> _EXERCISE_:
Word for word, restate each entry that appears below.

> _DATA FOR THIS TASK_:
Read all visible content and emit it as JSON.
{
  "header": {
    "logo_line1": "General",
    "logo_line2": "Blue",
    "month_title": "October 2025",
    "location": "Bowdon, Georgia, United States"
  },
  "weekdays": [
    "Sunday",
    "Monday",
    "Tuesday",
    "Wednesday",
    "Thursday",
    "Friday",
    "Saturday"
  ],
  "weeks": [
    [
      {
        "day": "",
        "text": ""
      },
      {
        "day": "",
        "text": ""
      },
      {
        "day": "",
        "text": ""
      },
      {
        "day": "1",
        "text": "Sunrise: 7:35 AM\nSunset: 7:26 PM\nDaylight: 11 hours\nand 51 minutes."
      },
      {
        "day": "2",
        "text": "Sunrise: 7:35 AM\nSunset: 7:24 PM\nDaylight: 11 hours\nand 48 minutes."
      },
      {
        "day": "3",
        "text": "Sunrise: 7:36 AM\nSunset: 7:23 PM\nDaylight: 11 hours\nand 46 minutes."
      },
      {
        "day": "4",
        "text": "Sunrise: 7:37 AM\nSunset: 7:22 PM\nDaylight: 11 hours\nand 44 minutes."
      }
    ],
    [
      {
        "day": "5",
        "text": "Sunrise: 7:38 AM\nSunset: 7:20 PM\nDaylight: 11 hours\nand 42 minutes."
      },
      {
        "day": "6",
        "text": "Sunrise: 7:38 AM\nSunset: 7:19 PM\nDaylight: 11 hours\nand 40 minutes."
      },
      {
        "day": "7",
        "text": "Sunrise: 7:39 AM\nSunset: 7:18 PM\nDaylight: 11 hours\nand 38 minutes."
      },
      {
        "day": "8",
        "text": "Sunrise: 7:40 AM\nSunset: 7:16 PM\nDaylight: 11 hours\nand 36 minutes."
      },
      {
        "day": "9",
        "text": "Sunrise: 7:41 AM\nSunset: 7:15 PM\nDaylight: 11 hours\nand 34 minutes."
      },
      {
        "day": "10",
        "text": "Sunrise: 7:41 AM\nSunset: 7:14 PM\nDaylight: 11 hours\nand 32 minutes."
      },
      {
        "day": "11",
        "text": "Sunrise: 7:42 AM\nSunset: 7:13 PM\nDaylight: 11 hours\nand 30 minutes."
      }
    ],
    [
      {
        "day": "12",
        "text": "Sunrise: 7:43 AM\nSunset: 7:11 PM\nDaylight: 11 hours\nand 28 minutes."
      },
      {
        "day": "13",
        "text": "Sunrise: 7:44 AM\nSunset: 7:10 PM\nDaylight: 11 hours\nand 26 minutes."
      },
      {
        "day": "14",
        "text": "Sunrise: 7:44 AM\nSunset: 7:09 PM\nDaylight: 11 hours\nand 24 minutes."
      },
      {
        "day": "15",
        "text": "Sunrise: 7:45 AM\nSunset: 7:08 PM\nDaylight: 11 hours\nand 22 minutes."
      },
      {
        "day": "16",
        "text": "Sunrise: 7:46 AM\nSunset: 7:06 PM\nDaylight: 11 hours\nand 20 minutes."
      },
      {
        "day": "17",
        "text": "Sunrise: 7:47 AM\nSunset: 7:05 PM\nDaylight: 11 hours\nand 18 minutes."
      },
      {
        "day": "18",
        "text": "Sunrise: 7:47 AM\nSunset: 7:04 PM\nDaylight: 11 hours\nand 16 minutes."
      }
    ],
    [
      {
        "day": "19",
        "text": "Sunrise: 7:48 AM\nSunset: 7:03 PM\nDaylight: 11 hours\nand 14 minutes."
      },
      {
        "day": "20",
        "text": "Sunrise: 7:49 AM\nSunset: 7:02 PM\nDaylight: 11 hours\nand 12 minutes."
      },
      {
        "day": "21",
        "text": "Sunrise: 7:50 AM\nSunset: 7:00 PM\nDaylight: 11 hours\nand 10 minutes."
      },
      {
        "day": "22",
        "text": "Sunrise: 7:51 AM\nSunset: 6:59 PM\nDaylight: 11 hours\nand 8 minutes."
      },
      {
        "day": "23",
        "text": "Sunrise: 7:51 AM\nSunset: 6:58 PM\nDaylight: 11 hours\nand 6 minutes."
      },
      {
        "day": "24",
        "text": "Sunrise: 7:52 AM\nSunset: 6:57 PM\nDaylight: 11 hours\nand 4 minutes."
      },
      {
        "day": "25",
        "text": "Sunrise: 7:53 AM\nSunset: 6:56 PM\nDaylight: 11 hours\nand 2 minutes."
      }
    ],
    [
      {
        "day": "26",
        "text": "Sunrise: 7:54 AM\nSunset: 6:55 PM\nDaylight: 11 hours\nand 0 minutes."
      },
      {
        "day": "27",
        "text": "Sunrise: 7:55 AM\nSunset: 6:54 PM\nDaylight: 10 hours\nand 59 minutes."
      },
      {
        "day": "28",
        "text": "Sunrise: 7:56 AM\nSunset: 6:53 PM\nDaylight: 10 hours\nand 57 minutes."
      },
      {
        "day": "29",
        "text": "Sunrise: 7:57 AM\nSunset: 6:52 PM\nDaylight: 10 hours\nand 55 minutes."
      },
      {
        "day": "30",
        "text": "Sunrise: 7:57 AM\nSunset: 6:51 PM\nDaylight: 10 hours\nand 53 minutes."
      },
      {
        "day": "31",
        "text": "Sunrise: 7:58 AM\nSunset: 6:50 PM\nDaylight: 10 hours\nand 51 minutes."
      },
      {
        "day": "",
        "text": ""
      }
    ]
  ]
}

> _TASK SOLUTION_:
Read all visible content and emit it as JSON.
{
  "header": {
    "logo_line1": "General",
    "logo_line2": "Blue",
    "month_title": "October 2025",
    "location": "Bowdon, Georgia, United States"
  },
  "weekdays": [
    "Sunday",
    "Monday",
    "Tuesday",
    "Wednesday",
    "Thursday",
    "Friday",
    "Saturday"
  ],
  "weeks": [
    [
      {
        "day": "",
        "text": ""
      },
      {
        "day": "",
        "text": ""
      },
      {
        "day": "",
        "text": ""
      },
      {
        "day": "1",
        "text": "Sunrise: 7:35 AM\nSunset: 7:26 PM\nDaylight: 11 hours\nand 51 minutes."
      },
      {
        "day": "2",
        "text": "Sunrise: 7:35 AM\nSunset: 7:24 PM\nDaylight: 11 hours\nand 48 minutes."
      },
      {
        "day": "3",
        "text": "Sunrise: 7:36 AM\nSunset: 7:23 PM\nDaylight: 11 hours\nand 46 minutes."
      },
      {
        "day": "4",
        "text": "Sunrise: 7:37 AM\nSunset: 7:22 PM\nDaylight: 11 hours\nand 44 minutes."
      }
    ],
    [
      {
        "day": "5",
        "text": "Sunrise: 7:38 AM\nSunset: 7:20 PM\nDaylight: 11 hours\nand 42 minutes."
      },
      {
        "day": "6",
        "text": "Sunrise: 7:38 AM\nSunset: 7:19 PM\nDaylight: 11 hours\nand 40 minutes."
      },
      {
        "day": "7",
        "text": "Sunrise: 7:39 AM\nSunset: 7:18 PM\nDaylight: 11 hours\nand 38 minutes."
      },
      {
        "day": "8",
        "text": "Sunrise: 7:40 AM\nSunset: 7:16 PM\nDaylight: 11 hours\nand 36 minutes."
      },
      {
        "day": "9",
        "text": "Sunrise: 7:41 AM\nSunset: 7:15 PM\nDaylight: 11 hours\nand 34 minutes."
      },
      {
        "day": "10",
        "text": "Sunrise: 7:41 AM\nSunset: 7:14 PM\nDaylight: 11 hours\nand 32 minutes."
      },
      {
        "day": "11",
        "text": "Sunrise: 7:42 AM\nSunset: 7:13 PM\nDaylight: 11 hours\nand 30 minutes."
      }
    ],
    [
      {
        "day": "12",
        "text": "Sunrise: 7:43 AM\nSunset: 7:11 PM\nDaylight: 11 hours\nand 28 minutes."
      },
      {
        "day": "13",
        "text": "Sunrise: 7:44 AM\nSunset: 7:10 PM\nDaylight: 11 hours\nand 26 minutes."
      },
      {
        "day": "14",
        "text": "Sunrise: 7:44 AM\nSunset: 7:09 PM\nDaylight: 11 hours\nand 24 minutes."
      },
      {
        "day": "15",
        "text": "Sunrise: 7:45 AM\nSunset: 7:08 PM\nDaylight: 11 hours\nand 22 minutes."
      },
      {
        "day": "16",
        "text": "Sunrise: 7:46 AM\nSunset: 7:06 PM\nDaylight: 11 hours\nand 20 minutes."
      },
      {
        "day": "17",
        "text": "Sunrise: 7:47 AM\nSunset: 7:05 PM\nDaylight: 11 hours\nand 18 minutes."
      },
      {
        "day": "18",
        "text": "Sunrise: 7:47 AM\nSunset: 7:04 PM\nDaylight: 11 hours\nand 16 minutes."
      }
    ],
    [
      {
        "day": "19",
        "text": "Sunrise: 7:48 AM\nSunset: 7:03 PM\nDaylight: 11 hours\nand 14 minutes."
      },
      {
        "day": "20",
        "text": "Sunrise: 7:49 AM\nSunset: 7:02 PM\nDaylight: 11 hours\nand 12 minutes."
      },
      {
        "day": "21",
        "text": "Sunrise: 7:50 AM\nSunset: 7:00 PM\nDaylight: 11 hours\nand 10 minutes."
      },
      {
        "day": "22",
        "text": "Sunrise: 7:51 AM\nSunset: 6:59 PM\nDaylight: 11 hours\nand 8 minutes."
      },
      {
        "day": "23",
        "text": "Sunrise: 7:51 AM\nSunset: 6:58 PM\nDaylight: 11 hours\nand 6 minutes."
      },
      {
        "day": "24",
        "text": "Sunrise: 7:52 AM\nSunset: 6:57 PM\nDaylight: 11 hours\nand 4 minutes."
      },
      {
        "day": "25",
        "text": "Sunrise: 7:53 AM\nSunset: 6:56 PM\nDaylight: 11 hours\nand 2 minutes."
      }
    ],
    [
      {
        "day": "26",
        "text": "Sunrise: 7:54 AM\nSunset: 6:55 PM\nDaylight: 11 hours\nand 0 minutes."
      },
      {
        "day": "27",
        "text": "Sunrise: 7:55 AM\nSunset: 6:54 PM\nDaylight: 10 hours\nand 59 minutes."
      },
      {
        "day": "28",
        "text": "Sunrise: 7:56 AM\nSunset: 6:53 PM\nDaylight: 10 hours\nand 57 minutes."
      },
      {
        "day": "29",
        "text": "Sunrise: 7:57 AM\nSunset: 6:52 PM\nDaylight: 10 hours\nand 55 minutes."
      },
      {
        "day": "30",
        "text": "Sunrise: 7:57 AM\nSunset: 6:51 PM\nDaylight: 10 hours\nand 53 minutes."
      },
      {
        "day": "31",
        "text": "Sunrise: 7:58 AM\nSunset: 6:50 PM\nDaylight: 10 hours\nand 51 minutes."
      },
      {
        "day": "",
        "text": ""
      }
    ]
  ]
}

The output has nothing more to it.